*Exercise objective*. Look through the entries below and return all lines including the word "Files".

*Material provided*.
-- -- --

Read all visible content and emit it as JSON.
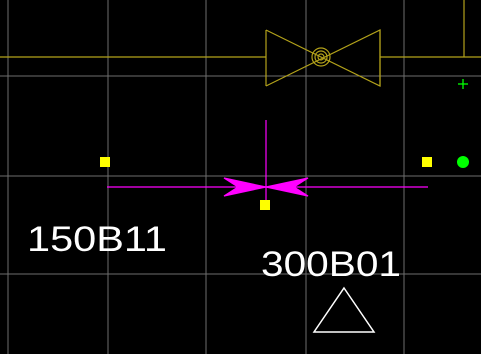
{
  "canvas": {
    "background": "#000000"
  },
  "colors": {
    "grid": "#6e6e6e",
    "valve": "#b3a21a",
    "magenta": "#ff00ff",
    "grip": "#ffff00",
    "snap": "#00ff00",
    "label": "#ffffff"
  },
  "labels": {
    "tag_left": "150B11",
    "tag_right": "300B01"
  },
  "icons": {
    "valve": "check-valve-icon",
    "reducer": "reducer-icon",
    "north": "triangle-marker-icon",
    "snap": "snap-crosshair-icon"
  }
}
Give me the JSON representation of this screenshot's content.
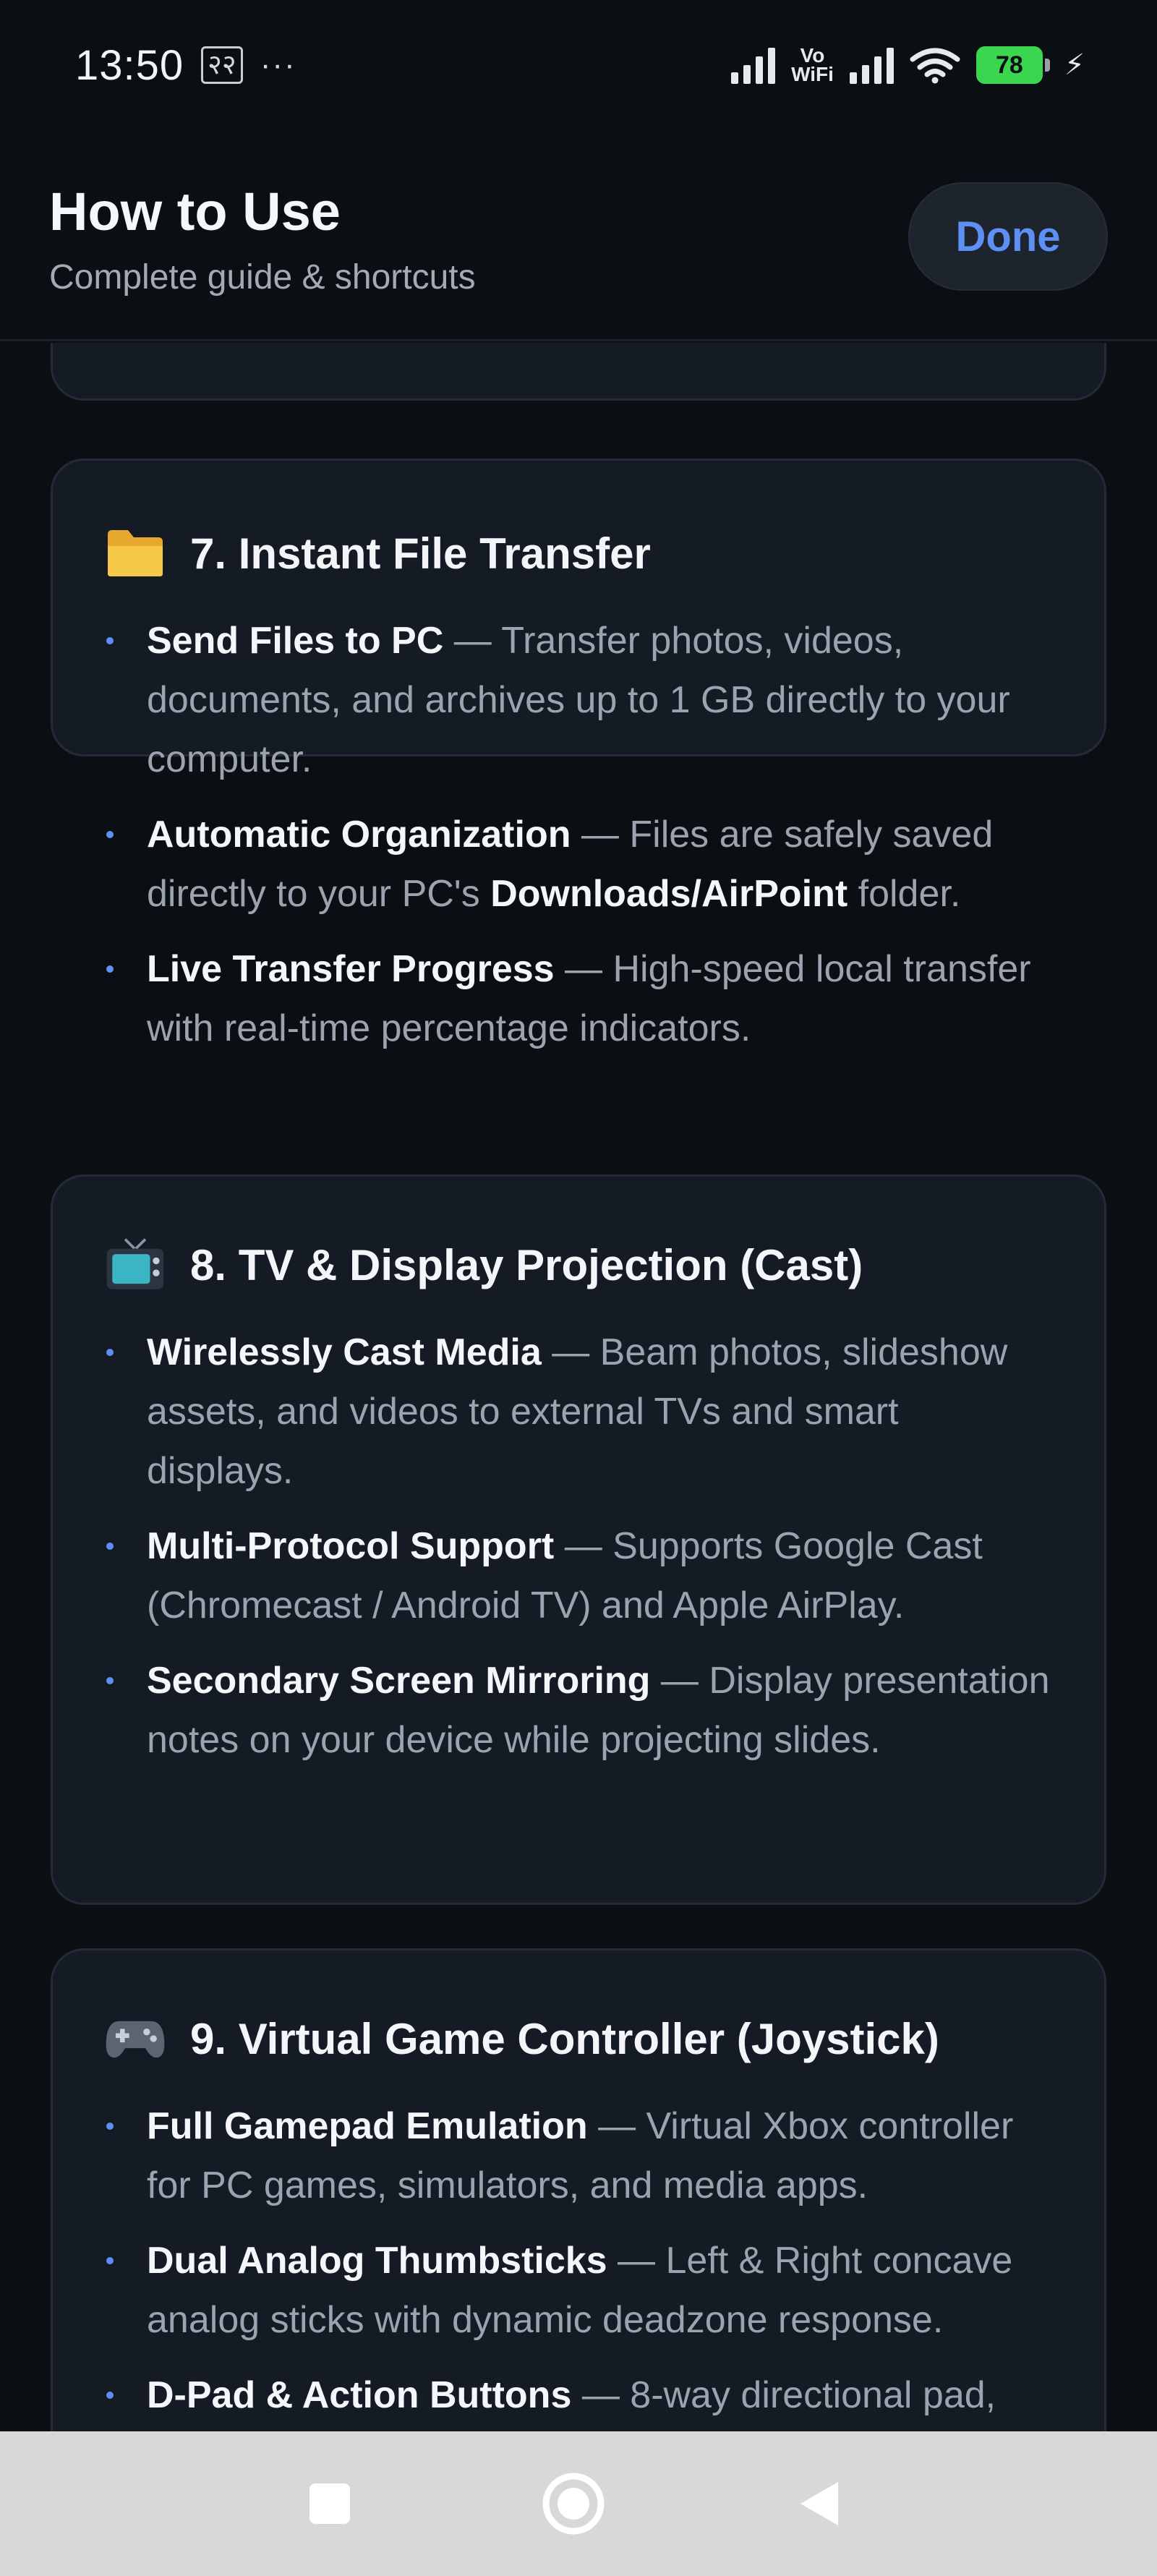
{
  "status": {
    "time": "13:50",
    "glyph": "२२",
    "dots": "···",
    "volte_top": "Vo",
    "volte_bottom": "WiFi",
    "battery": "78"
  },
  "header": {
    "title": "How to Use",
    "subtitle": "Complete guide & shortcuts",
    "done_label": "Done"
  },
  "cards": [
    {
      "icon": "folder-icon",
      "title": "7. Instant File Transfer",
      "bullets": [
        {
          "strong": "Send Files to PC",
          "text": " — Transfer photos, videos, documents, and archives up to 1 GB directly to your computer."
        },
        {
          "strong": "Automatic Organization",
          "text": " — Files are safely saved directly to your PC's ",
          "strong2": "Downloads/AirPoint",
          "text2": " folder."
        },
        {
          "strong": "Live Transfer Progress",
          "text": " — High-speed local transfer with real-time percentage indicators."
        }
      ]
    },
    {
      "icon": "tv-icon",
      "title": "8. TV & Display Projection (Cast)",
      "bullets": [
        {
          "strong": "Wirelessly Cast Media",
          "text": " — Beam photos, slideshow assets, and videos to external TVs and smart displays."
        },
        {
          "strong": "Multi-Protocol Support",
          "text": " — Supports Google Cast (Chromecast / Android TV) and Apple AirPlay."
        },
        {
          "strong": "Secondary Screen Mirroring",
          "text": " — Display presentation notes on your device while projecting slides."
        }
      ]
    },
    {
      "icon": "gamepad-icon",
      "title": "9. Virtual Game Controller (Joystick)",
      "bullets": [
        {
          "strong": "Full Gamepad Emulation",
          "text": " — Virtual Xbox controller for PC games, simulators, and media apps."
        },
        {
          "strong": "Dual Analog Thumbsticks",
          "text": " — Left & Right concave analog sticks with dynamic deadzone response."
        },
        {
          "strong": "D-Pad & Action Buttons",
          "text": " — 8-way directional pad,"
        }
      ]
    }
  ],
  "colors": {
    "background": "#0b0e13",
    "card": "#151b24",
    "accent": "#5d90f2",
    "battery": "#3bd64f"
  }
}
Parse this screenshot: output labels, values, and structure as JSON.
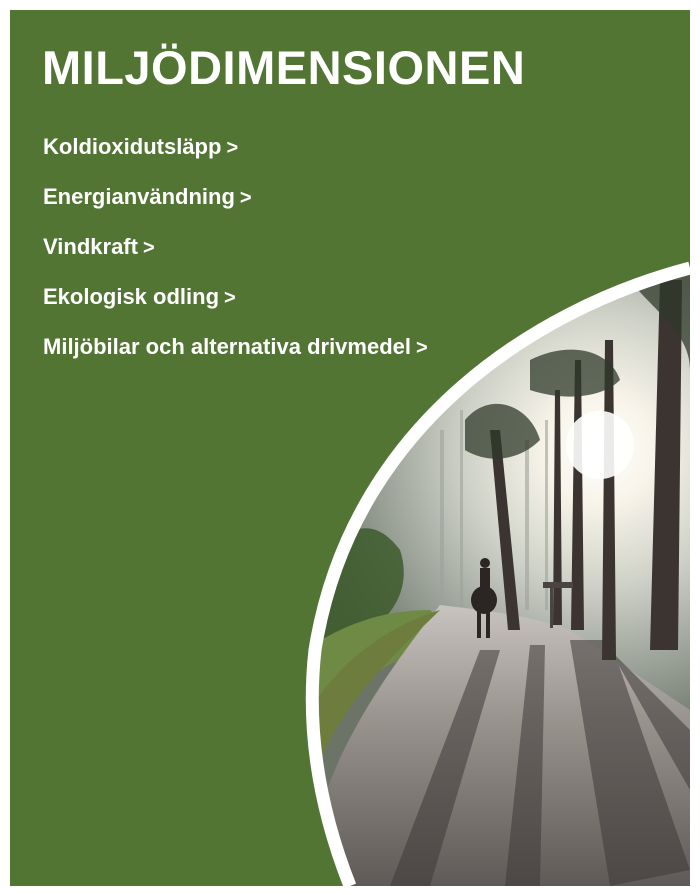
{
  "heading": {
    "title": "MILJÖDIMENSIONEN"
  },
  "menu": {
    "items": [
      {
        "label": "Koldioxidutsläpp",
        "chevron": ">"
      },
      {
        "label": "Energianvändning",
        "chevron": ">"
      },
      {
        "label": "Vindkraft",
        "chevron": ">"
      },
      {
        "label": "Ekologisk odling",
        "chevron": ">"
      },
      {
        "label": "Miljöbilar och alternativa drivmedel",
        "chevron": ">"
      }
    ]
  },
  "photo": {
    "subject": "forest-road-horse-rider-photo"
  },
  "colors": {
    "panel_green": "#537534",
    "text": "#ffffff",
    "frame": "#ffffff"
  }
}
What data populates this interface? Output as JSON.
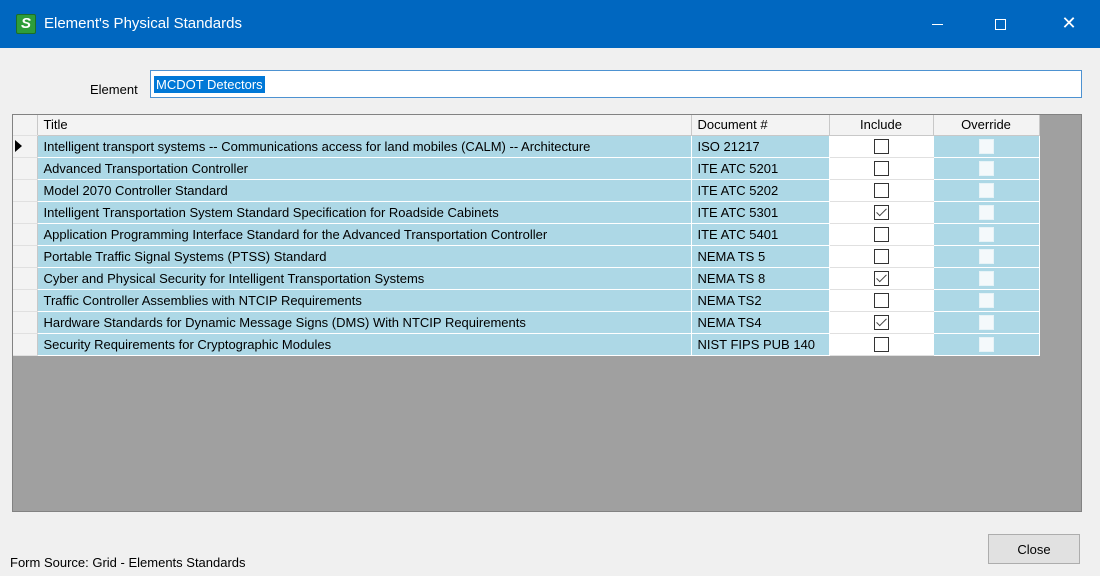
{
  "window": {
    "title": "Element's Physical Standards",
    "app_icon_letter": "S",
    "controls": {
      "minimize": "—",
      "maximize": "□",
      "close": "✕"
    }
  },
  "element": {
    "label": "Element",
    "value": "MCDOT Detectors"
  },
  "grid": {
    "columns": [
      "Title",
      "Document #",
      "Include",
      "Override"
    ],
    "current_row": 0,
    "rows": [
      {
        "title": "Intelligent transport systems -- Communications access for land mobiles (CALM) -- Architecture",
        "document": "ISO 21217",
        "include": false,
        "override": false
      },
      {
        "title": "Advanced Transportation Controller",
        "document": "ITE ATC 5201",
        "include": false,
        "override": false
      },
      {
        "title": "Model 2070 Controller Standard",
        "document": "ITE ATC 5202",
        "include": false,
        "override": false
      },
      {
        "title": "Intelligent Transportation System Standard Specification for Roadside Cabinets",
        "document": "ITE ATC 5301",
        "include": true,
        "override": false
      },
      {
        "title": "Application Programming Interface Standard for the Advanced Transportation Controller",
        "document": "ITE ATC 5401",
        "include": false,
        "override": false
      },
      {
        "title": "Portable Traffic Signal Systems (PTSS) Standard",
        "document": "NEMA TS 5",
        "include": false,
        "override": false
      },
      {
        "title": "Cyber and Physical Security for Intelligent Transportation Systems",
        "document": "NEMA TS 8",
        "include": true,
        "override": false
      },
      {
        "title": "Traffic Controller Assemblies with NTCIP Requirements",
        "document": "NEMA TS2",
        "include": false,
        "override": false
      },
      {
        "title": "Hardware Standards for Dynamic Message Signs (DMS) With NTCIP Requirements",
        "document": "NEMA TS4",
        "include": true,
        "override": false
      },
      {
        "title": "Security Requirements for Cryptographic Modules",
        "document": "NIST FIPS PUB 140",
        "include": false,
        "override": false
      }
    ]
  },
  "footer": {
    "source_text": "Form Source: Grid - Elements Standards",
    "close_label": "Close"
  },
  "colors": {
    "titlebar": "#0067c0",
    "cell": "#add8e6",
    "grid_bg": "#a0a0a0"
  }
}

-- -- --

*Solution to this exercise*.
          "strong": "Send Files to PC",
          "text": " — Files are safely saved directly to your PC's ",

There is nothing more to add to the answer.